◆ **WHAT YOU HAVE TO DO**
Copy the listing verbatim, excluding any images found in it.

◆ **PROVIDED DATA**
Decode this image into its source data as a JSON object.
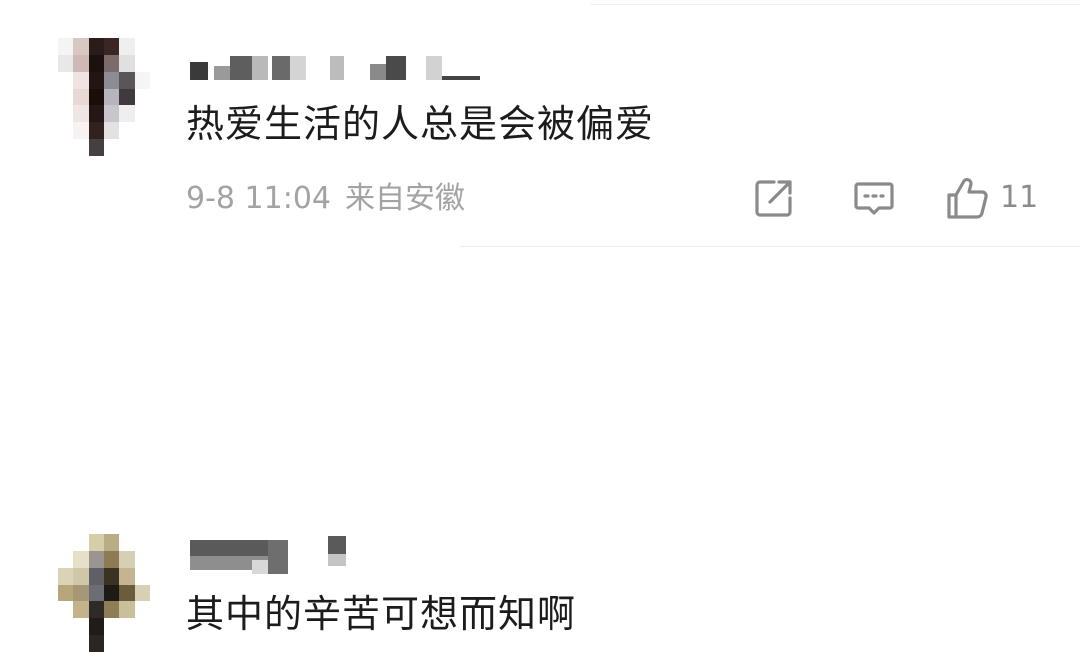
{
  "comments": [
    {
      "text": "热爱生活的人总是会被偏爱",
      "date": "9-8 11:04",
      "location": "来自安徽",
      "likes": "11",
      "icons": {
        "share": "share-icon",
        "comment": "comment-icon",
        "like": "thumbs-up-icon"
      }
    },
    {
      "text": "其中的辛苦可想而知啊"
    }
  ]
}
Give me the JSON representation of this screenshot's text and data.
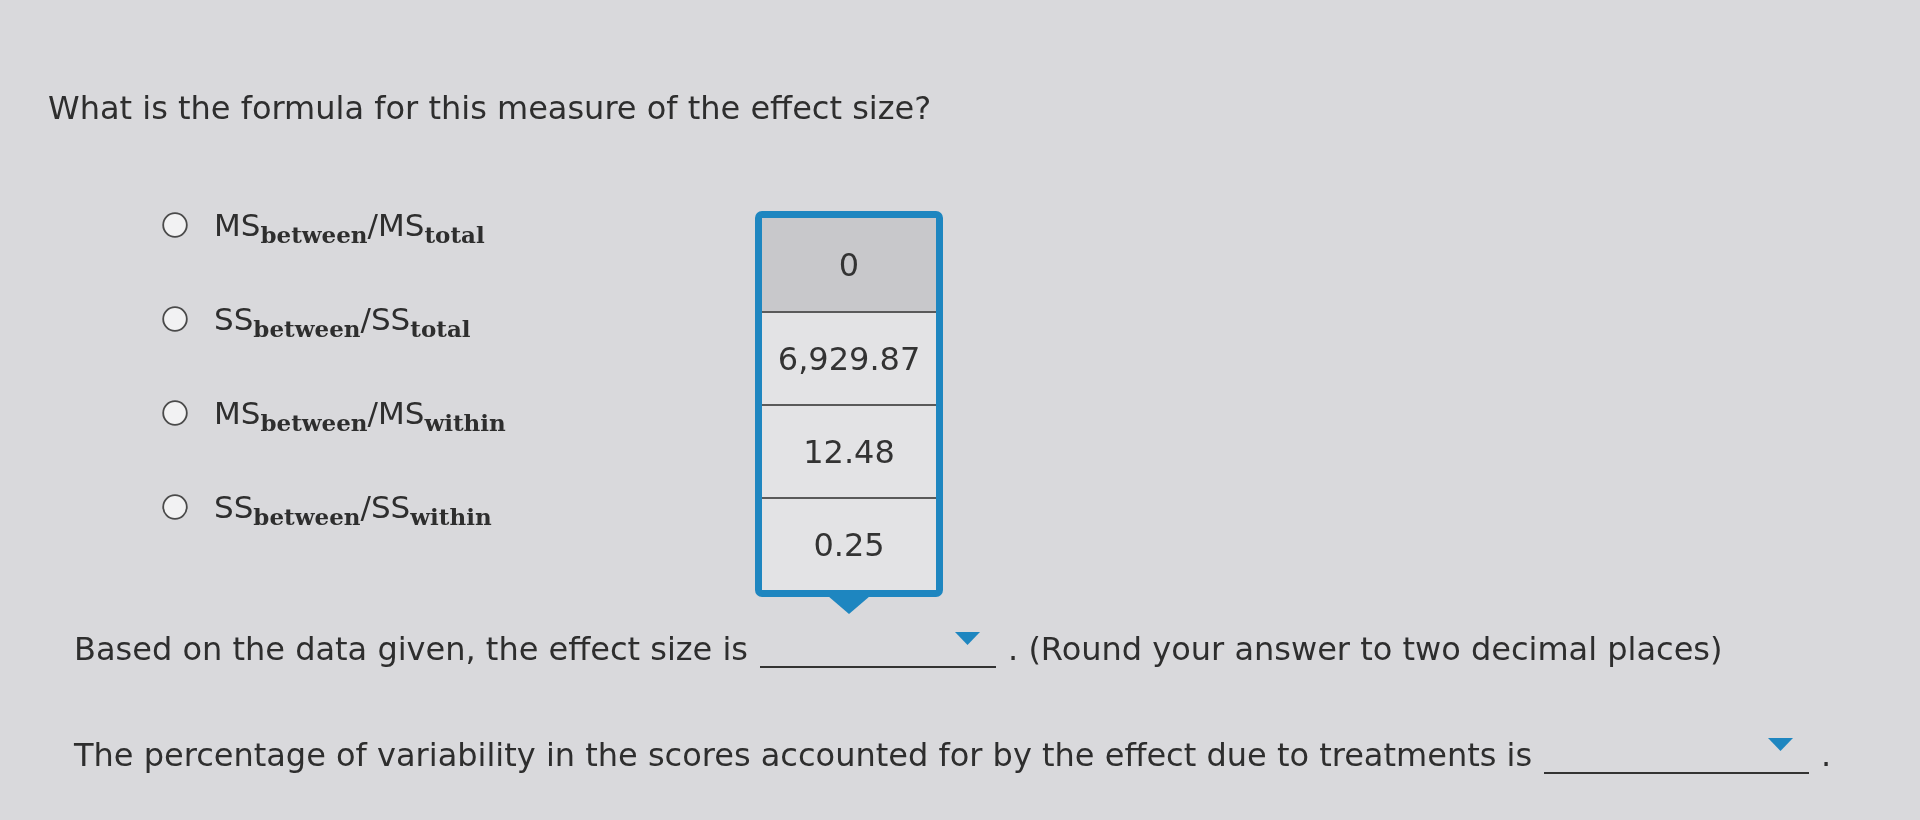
{
  "question": "What is the formula for this measure of the effect size?",
  "options": [
    {
      "label": "MS$_{between}$/MS$_{total}$",
      "selected": false
    },
    {
      "label": "SS$_{between}$/SS$_{total}$",
      "selected": false
    },
    {
      "label": "MS$_{between}$/MS$_{within}$",
      "selected": false
    },
    {
      "label": "SS$_{between}$/SS$_{within}$",
      "selected": false
    }
  ],
  "answers": [
    {
      "prompt": "Based on the data given, the effect size is",
      "open_menu": [
        {
          "label": "0",
          "selected": true
        },
        {
          "label": "6,929.87",
          "selected": false
        },
        {
          "label": "12.48",
          "selected": false
        },
        {
          "label": "0.25",
          "selected": false
        }
      ],
      "note": ". (Round your answer to two decimal places)"
    },
    {
      "prompt": "The percentage of variability in the scores accounted for by the effect due to treatments is",
      "note": "."
    }
  ]
}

◆ **EXERCISE ANSWER**
Decode this image into its source data as a JSON object.
{
  "comments": [
    {
      "text": "热爱生活的人总是会被偏爱",
      "date": "9-8 11:04",
      "location": "来自安徽",
      "likes": "11",
      "icons": {
        "share": "share-icon",
        "comment": "comment-icon",
        "like": "thumbs-up-icon"
      }
    },
    {
      "text": "其中的辛苦可想而知啊"
    }
  ]
}
Give me the JSON representation of this screenshot's text and data.
{
  "question": "What is the formula for this measure of the effect size?",
  "options": [
    {
      "label": "MS$_{between}$/MS$_{total}$",
      "selected": false
    },
    {
      "label": "SS$_{between}$/SS$_{total}$",
      "selected": false
    },
    {
      "label": "MS$_{between}$/MS$_{within}$",
      "selected": false
    },
    {
      "label": "SS$_{between}$/SS$_{within}$",
      "selected": false
    }
  ],
  "answers": [
    {
      "prompt": "Based on the data given, the effect size is",
      "open_menu": [
        {
          "label": "0",
          "selected": true
        },
        {
          "label": "6,929.87",
          "selected": false
        },
        {
          "label": "12.48",
          "selected": false
        },
        {
          "label": "0.25",
          "selected": false
        }
      ],
      "note": ". (Round your answer to two decimal places)"
    },
    {
      "prompt": "The percentage of variability in the scores accounted for by the effect due to treatments is",
      "note": "."
    }
  ]
}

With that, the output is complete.